Data about app and page elements

___

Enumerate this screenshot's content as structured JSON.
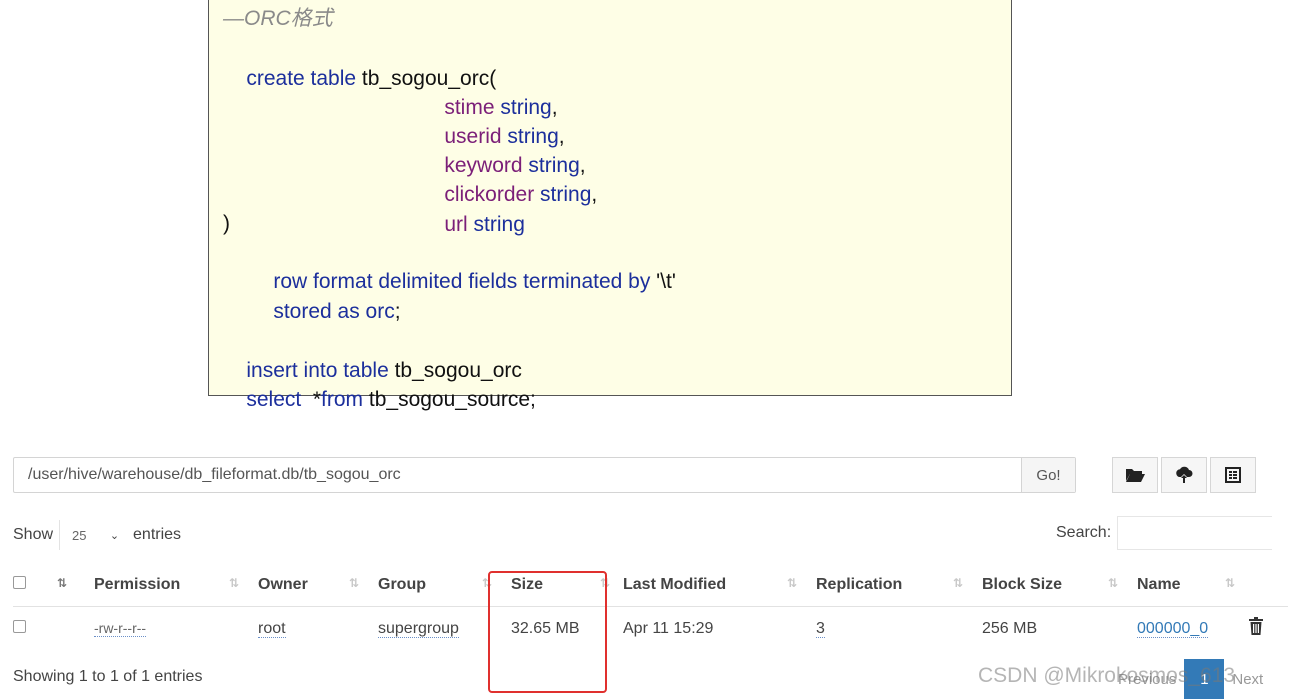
{
  "code": {
    "comment": "—ORC格式",
    "line1": {
      "kw": "create table",
      "rest": " tb_sogou_orc("
    },
    "fields": [
      {
        "name": "stime",
        "type": "string",
        "sep": ","
      },
      {
        "name": "userid",
        "type": "string",
        "sep": ","
      },
      {
        "name": "keyword",
        "type": "string",
        "sep": ","
      },
      {
        "name": "clickorder",
        "type": "string",
        "sep": ","
      },
      {
        "name": "url",
        "type": "string",
        "sep": ""
      }
    ],
    "close_paren": ")",
    "row_format": {
      "kw": "row format delimited fields terminated by",
      "rest": " '\\t'"
    },
    "stored": {
      "kw": "stored as orc",
      "rest": ";"
    },
    "insert": {
      "kw": "insert into table",
      "rest": " tb_sogou_orc"
    },
    "select": {
      "kw1": "select",
      "mid": "  *",
      "kw2": "from",
      "rest": " tb_sogou_source;"
    }
  },
  "browser": {
    "path": "/user/hive/warehouse/db_fileformat.db/tb_sogou_orc",
    "go_label": "Go!",
    "show_label": "Show",
    "entries_value": "25",
    "entries_label": "entries",
    "search_label": "Search:",
    "columns": [
      "Permission",
      "Owner",
      "Group",
      "Size",
      "Last Modified",
      "Replication",
      "Block Size",
      "Name"
    ],
    "rows": [
      {
        "permission": "-rw-r--r--",
        "owner": "root",
        "group": "supergroup",
        "size": "32.65 MB",
        "modified": "Apr 11 15:29",
        "replication": "3",
        "block_size": "256 MB",
        "name": "000000_0"
      }
    ],
    "footer": "Showing 1 to 1 of 1 entries",
    "pager": {
      "previous": "Previous",
      "page": "1",
      "next": "Next"
    }
  },
  "watermark": "CSDN @Mikrokosmos_613",
  "colors": {
    "accent": "#337ab7",
    "highlight": "#e0302e",
    "code_bg": "#fefee6"
  }
}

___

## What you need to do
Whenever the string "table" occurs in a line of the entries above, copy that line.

## Expected output
      "kw": "create table",
      "kw": "insert into table",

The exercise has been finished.